**Instructions for the task**
Below are some records; state how many of their lines contain the word "hashtag", and add nothing.

** Opening Given records block **

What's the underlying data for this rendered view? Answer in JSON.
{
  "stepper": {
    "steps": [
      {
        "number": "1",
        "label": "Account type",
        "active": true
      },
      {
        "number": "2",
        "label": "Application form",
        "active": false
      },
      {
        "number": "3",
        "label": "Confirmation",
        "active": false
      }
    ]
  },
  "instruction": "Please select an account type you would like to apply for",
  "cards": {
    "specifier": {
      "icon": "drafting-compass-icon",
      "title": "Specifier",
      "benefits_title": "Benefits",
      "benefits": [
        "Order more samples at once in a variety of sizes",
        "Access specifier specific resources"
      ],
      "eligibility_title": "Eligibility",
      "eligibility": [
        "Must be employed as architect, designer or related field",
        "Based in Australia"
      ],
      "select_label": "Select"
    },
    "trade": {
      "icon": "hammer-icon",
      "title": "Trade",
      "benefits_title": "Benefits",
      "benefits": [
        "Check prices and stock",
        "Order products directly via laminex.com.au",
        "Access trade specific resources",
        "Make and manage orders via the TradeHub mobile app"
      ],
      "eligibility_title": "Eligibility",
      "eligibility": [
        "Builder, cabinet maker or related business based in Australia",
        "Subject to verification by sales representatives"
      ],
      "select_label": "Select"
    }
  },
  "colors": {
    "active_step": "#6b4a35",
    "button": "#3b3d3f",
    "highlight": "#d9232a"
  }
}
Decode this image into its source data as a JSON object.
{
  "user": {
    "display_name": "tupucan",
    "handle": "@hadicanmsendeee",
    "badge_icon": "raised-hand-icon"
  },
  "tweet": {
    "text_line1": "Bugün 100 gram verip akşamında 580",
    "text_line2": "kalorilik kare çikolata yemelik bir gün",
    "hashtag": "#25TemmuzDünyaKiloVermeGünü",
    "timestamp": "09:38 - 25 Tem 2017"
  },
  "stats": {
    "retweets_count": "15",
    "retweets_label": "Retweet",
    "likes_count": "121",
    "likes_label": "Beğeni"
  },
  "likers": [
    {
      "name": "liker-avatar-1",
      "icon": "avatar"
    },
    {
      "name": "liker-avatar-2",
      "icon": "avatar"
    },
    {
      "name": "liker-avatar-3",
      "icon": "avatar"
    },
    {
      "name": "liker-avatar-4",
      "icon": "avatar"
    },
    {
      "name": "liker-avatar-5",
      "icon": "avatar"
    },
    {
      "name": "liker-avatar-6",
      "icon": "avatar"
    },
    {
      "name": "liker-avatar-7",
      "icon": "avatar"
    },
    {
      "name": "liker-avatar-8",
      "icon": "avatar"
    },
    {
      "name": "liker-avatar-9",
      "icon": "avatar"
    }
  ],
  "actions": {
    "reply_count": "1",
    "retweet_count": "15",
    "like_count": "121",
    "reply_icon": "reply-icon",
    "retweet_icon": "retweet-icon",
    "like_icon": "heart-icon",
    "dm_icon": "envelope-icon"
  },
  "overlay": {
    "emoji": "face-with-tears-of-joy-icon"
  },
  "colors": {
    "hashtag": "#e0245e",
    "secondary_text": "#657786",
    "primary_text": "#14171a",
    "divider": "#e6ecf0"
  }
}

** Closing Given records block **

**Task response**
2